Work item -> If a line below contains the string "without", return that line.

- Opening Delimiter -

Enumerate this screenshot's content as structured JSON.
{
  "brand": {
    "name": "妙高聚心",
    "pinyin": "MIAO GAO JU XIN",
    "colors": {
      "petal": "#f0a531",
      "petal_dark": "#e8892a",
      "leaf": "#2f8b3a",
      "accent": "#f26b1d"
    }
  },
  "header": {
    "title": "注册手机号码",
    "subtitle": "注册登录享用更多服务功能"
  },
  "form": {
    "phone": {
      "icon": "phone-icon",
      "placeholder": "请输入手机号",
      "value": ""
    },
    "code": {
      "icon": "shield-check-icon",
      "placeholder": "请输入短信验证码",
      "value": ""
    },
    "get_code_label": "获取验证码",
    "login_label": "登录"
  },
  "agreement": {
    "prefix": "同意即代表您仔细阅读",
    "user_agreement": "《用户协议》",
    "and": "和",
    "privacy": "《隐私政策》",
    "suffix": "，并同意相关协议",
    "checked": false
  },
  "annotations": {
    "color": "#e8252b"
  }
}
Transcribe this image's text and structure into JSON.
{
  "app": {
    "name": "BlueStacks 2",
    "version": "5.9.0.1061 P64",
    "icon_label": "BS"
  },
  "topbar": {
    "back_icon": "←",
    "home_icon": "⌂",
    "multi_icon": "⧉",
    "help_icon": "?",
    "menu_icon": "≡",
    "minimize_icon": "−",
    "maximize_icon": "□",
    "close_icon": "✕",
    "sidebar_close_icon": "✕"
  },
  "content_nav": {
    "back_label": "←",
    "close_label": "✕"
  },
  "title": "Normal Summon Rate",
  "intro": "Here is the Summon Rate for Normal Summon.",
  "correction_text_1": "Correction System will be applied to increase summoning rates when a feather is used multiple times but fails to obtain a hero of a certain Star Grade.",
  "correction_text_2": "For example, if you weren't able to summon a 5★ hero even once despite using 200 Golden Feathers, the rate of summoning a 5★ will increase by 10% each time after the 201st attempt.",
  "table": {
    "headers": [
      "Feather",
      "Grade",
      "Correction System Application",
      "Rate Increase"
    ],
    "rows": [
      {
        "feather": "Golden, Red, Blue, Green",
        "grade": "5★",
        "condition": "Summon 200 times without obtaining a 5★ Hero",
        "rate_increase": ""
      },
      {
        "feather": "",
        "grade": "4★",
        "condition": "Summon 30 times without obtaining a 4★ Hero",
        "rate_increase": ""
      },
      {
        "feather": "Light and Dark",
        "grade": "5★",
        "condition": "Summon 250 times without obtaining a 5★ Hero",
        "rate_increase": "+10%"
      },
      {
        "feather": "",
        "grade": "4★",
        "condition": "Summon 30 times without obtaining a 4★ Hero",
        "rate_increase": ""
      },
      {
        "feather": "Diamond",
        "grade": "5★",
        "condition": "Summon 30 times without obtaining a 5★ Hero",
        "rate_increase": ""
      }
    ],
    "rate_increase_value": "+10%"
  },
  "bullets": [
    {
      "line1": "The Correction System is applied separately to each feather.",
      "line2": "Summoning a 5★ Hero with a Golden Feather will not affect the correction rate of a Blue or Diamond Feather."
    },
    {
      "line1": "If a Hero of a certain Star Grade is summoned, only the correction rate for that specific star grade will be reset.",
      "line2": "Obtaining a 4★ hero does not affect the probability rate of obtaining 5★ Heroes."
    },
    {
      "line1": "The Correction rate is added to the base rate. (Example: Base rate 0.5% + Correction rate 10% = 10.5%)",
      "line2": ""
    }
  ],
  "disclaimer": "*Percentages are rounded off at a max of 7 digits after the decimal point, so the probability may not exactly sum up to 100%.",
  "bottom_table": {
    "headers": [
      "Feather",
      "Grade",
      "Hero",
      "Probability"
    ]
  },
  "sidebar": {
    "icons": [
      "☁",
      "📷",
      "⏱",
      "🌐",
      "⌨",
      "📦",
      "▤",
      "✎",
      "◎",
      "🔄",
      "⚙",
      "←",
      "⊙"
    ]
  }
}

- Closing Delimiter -
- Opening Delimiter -

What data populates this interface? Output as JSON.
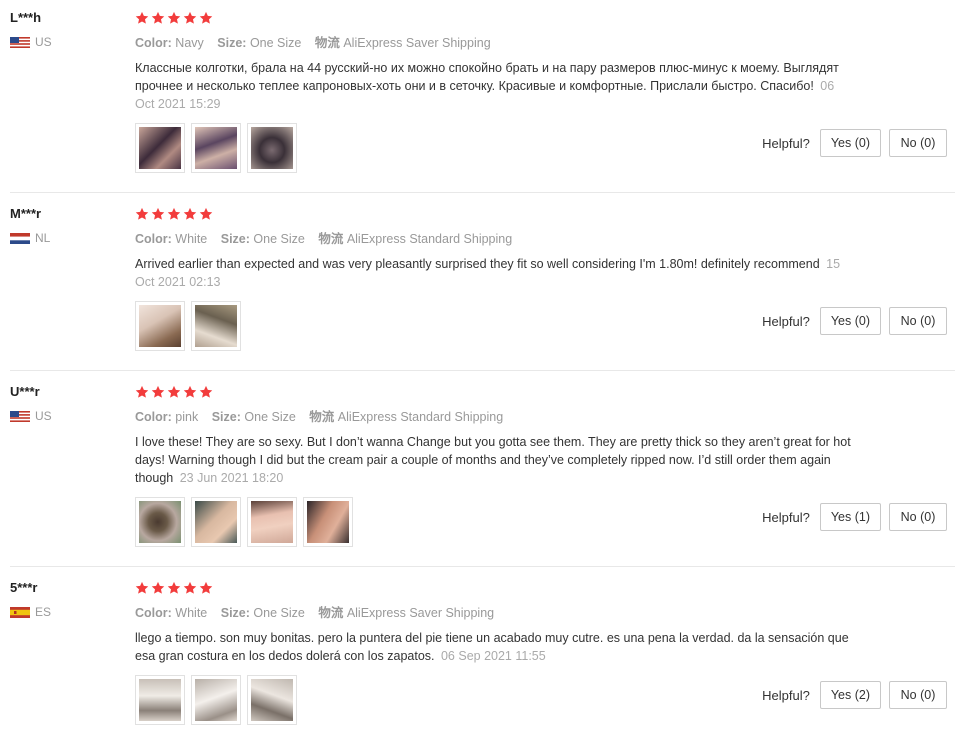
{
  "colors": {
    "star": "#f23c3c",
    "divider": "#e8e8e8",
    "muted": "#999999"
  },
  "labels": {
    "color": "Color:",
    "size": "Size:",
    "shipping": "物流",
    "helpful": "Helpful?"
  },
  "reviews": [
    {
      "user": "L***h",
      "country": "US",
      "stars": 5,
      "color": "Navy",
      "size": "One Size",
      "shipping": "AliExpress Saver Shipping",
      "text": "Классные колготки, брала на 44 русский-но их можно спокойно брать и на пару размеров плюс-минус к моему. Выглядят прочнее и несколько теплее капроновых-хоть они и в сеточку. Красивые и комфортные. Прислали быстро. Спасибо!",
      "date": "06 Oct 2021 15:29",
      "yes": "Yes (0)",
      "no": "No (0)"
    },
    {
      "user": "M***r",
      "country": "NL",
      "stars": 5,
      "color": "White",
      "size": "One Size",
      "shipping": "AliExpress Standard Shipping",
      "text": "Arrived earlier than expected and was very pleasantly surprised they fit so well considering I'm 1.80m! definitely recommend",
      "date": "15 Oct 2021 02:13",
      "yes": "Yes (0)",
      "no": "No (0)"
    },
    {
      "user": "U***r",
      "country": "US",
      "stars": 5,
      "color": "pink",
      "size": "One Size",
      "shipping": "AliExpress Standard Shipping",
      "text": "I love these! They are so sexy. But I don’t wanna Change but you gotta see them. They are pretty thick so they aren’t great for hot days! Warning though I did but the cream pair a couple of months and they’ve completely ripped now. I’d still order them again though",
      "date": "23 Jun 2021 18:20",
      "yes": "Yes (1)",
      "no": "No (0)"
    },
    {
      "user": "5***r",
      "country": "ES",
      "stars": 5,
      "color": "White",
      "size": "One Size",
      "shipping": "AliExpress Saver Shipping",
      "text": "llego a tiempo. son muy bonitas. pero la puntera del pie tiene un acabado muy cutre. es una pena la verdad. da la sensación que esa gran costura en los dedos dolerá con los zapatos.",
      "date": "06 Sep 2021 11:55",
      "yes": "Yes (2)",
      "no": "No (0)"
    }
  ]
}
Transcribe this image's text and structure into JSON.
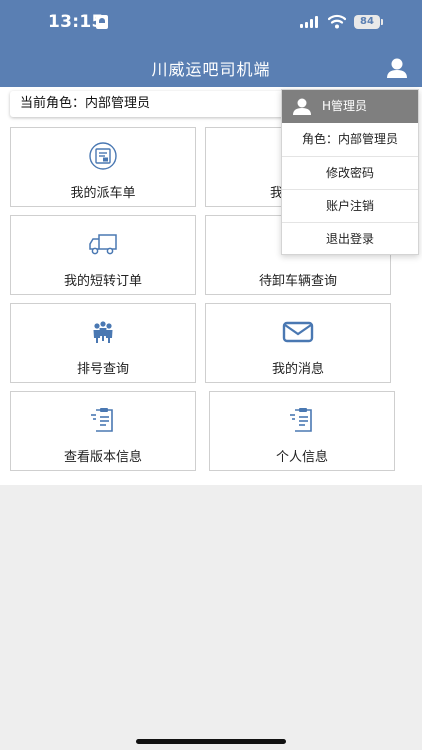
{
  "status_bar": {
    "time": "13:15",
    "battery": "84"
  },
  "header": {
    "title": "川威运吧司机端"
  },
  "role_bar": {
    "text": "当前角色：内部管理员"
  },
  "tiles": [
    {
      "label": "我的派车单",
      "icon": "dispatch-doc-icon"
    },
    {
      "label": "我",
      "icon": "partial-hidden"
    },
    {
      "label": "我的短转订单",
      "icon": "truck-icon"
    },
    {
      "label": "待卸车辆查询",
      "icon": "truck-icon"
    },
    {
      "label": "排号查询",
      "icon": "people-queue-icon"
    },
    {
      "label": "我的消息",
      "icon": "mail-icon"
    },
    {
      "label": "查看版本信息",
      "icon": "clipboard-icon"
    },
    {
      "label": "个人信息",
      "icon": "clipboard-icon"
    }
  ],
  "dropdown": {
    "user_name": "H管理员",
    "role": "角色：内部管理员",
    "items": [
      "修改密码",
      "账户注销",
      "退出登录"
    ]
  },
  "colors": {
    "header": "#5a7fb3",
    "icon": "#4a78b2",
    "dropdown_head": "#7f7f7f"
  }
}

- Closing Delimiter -
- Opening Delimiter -

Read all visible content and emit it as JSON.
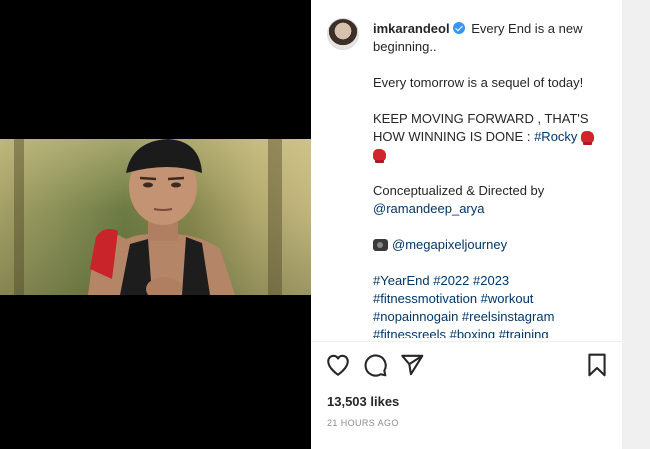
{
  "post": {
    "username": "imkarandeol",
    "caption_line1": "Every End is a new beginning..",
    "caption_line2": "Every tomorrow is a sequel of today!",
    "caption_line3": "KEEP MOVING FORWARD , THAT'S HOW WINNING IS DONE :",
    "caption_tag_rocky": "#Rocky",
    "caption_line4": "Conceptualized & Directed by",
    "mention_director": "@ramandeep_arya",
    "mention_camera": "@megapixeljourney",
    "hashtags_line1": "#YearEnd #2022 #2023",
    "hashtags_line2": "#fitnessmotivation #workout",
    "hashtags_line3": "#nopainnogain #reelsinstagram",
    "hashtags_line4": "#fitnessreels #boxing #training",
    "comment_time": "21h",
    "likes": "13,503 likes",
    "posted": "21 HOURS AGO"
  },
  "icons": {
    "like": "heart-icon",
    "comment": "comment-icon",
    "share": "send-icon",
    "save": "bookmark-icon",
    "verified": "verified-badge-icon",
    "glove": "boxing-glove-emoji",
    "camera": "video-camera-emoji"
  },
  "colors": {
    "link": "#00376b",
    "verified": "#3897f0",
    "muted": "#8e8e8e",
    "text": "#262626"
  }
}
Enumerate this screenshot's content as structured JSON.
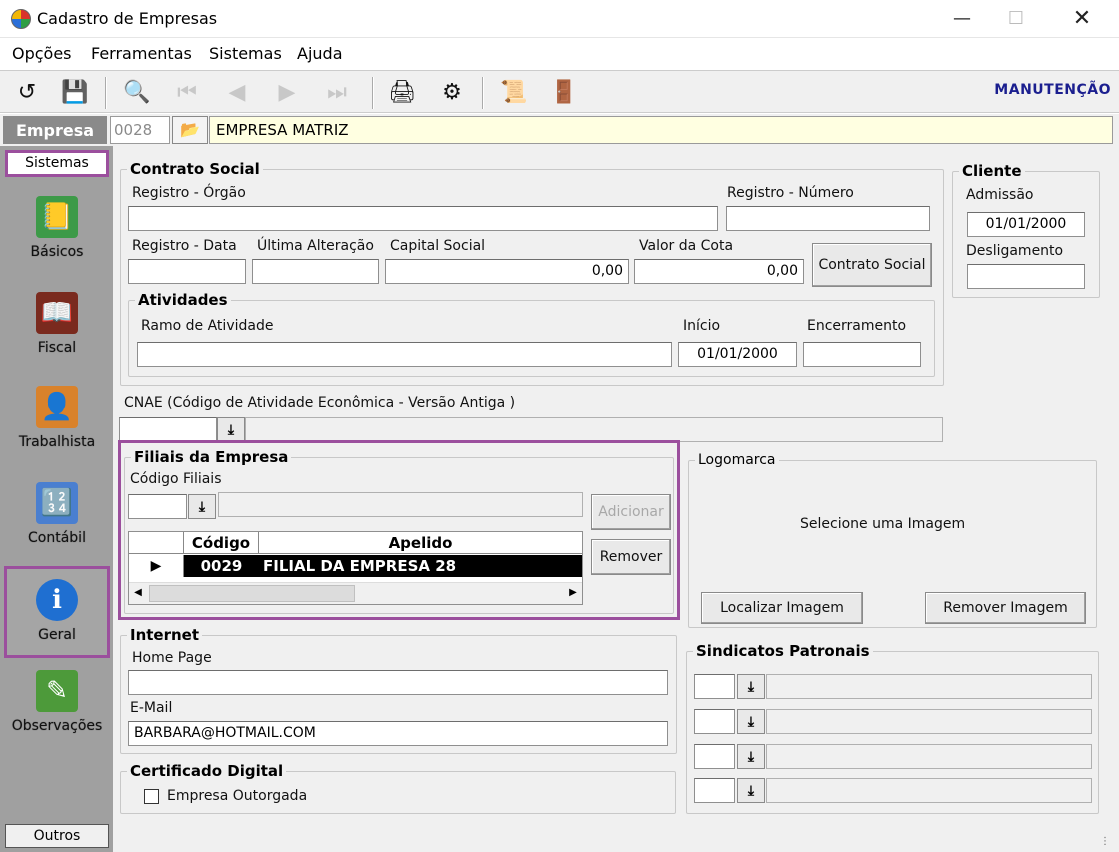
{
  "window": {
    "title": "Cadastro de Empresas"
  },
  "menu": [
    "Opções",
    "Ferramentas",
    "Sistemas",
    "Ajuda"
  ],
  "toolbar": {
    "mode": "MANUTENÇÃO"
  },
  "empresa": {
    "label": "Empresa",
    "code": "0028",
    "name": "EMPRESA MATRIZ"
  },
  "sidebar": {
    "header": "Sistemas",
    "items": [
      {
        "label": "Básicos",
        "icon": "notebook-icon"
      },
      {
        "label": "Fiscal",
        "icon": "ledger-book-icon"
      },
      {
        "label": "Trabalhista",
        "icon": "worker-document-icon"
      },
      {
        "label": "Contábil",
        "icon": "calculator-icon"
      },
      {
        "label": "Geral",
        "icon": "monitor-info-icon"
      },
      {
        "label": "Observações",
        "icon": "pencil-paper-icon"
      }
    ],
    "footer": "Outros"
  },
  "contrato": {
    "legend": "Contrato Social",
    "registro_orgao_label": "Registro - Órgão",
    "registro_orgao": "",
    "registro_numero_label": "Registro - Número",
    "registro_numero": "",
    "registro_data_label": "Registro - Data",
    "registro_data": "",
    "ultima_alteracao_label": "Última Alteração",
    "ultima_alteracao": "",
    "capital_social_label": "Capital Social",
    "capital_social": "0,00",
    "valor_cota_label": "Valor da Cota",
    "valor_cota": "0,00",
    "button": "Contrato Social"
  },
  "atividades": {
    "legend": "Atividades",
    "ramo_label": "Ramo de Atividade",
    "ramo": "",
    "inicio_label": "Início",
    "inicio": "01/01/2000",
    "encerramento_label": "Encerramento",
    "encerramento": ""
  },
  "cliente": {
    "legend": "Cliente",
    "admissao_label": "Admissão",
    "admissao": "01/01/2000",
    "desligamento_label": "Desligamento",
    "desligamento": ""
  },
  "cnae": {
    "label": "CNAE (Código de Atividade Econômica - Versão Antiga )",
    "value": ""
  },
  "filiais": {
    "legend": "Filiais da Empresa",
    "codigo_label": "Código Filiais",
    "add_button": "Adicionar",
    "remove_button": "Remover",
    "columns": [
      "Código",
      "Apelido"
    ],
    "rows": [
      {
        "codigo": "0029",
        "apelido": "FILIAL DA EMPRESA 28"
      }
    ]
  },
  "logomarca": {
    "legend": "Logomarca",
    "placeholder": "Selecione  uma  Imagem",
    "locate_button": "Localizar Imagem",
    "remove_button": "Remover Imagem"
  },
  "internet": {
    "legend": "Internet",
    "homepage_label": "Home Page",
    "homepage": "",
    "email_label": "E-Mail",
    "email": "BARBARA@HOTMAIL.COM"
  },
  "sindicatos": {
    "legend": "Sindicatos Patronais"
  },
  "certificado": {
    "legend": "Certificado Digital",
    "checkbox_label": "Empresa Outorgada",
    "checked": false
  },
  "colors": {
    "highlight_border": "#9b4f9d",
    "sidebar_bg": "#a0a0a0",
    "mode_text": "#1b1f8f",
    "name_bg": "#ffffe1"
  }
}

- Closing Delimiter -

Solution below ->
        "condition": "Summon 200 times without obtaining a 5★ Hero",
        "condition": "Summon 30 times without obtaining a 4★ Hero",
        "condition": "Summon 250 times without obtaining a 5★ Hero",
        "condition": "Summon 30 times without obtaining a 4★ Hero",
        "condition": "Summon 30 times without obtaining a 5★ Hero",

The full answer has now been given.